There aren’t enough young junior-faculty members in the professoriate, and most of them won’t have enough time to rise through the ranks in academe to become a college president, a recent study says.
“Too Many Rungs on the Ladder? Faculty Demographics and the Future of Leadership in Higher Education,” a new report by the American Council on Education, highlights demographic trends that suggest that the traditional career ladder to top administrative jobs in higher education may be in need of repair.
“The current path to a college presidency may not allow [young, permanent junior-faculty members] the opportunity to rise through the ranks in the same way their predecessors did,” said Jacqueline E. King, assistant vice president and director of ACE’s Center for Policy Analysis and author of the report, in a written statement. “If this current model — which typically includes stints as a tenured faculty member, department chair, and chief academic officer — is no longer working, higher education must find ways to alter the career ladder so that people can skip rungs and rise to the presidency with fewer years of experience, or become more open to individuals from areas other than academic affairs.”
Among the study’s findings: Only 3 percent of faculty members who are age 34 or younger hold the kinds of positions that typically lead to promotions — tenured or tenure-track jobs at four-year institutions, or full-time jobs at community colleges. And women age 45 or younger in permanent positions make up only 5 percent of the faculty at four-year colleges, and 6 percent of the faculty at community colleges.
Young faculty members have become sparse because students take longer to complete doctoral degrees, postdoctoral appointments are more common, and young academics — particularly women — take time off from their careers to care for young children, the report says. In addition, older faculty members are retiring later because of the faltering economy, further restricting the number of young people coming into the academy.

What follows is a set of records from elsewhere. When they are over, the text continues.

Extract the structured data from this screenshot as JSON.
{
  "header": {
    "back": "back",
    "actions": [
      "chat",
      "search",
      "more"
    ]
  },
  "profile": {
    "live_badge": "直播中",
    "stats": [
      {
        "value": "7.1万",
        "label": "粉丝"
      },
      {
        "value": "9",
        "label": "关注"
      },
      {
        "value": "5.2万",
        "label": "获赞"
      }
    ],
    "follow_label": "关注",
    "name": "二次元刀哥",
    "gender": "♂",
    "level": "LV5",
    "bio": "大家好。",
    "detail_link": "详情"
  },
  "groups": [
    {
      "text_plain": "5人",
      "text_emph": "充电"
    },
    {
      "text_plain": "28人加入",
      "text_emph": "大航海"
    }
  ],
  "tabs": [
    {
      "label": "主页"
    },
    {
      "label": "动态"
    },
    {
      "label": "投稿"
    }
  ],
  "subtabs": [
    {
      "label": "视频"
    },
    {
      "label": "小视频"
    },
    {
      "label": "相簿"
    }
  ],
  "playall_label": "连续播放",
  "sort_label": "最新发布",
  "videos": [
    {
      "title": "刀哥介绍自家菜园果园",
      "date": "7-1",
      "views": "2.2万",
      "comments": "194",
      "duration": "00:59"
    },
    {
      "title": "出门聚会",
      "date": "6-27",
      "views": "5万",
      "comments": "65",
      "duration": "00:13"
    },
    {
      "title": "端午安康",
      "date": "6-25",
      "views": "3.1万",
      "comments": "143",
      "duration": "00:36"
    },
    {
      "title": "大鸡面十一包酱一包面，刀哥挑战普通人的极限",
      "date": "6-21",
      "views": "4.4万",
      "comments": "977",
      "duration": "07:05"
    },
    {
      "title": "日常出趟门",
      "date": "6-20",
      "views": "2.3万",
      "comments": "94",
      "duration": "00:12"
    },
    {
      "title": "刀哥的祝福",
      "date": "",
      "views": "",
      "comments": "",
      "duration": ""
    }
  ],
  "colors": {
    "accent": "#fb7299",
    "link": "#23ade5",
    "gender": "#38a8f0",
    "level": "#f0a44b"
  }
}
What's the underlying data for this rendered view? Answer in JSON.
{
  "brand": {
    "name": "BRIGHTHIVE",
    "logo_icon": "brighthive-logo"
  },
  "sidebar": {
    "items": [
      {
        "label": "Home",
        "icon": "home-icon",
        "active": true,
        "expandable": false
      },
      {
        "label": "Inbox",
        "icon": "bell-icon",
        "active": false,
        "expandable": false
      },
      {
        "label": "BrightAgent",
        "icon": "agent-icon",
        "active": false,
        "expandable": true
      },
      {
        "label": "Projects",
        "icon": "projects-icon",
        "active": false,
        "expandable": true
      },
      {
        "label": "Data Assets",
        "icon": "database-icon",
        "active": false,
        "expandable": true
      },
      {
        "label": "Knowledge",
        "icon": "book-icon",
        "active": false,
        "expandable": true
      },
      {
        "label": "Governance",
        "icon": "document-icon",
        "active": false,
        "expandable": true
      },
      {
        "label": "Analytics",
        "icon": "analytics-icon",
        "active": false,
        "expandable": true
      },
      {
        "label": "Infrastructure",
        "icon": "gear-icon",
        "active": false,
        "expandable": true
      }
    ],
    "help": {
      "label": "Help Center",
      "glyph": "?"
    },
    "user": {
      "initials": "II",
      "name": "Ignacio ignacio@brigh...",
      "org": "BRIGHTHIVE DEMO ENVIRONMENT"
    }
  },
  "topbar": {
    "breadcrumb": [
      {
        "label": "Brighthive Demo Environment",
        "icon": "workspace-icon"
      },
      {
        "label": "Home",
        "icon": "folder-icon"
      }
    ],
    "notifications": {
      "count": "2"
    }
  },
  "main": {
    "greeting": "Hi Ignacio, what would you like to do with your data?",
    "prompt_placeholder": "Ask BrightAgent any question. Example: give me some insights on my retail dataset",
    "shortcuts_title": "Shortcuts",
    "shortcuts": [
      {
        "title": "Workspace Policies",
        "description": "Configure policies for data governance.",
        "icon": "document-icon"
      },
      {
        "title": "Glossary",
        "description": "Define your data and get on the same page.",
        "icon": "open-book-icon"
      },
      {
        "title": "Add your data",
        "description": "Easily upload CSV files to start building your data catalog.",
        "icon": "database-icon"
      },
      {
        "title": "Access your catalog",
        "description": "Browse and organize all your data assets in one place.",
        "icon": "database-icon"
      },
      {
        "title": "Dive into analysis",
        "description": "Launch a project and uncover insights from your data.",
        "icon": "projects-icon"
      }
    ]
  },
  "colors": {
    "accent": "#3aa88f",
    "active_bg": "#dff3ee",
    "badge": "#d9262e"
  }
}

The report analyzes data from the U.S. Department of Education’s 2003-4 National Survey of Postsecondary Faculty. —Audrey Williams June